── Data provided

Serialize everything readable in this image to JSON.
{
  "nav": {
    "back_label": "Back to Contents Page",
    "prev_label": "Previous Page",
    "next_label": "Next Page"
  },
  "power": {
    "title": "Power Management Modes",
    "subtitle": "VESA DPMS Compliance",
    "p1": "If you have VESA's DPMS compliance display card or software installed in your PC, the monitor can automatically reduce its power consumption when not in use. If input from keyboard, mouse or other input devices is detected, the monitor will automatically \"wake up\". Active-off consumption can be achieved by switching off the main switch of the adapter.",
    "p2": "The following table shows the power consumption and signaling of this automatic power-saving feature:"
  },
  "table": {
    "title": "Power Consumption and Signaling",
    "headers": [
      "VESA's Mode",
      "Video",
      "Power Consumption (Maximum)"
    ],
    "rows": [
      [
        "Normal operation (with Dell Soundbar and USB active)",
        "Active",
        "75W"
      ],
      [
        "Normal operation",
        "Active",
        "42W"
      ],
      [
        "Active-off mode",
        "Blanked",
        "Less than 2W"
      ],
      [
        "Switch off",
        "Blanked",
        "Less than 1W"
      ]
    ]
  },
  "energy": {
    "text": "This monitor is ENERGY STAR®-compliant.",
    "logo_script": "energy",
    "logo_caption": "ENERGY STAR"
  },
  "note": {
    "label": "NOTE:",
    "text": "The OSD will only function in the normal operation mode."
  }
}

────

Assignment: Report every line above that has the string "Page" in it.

Output for this exercise:
    "back_label": "Back to Contents Page",
    "prev_label": "Previous Page",
    "next_label": "Next Page"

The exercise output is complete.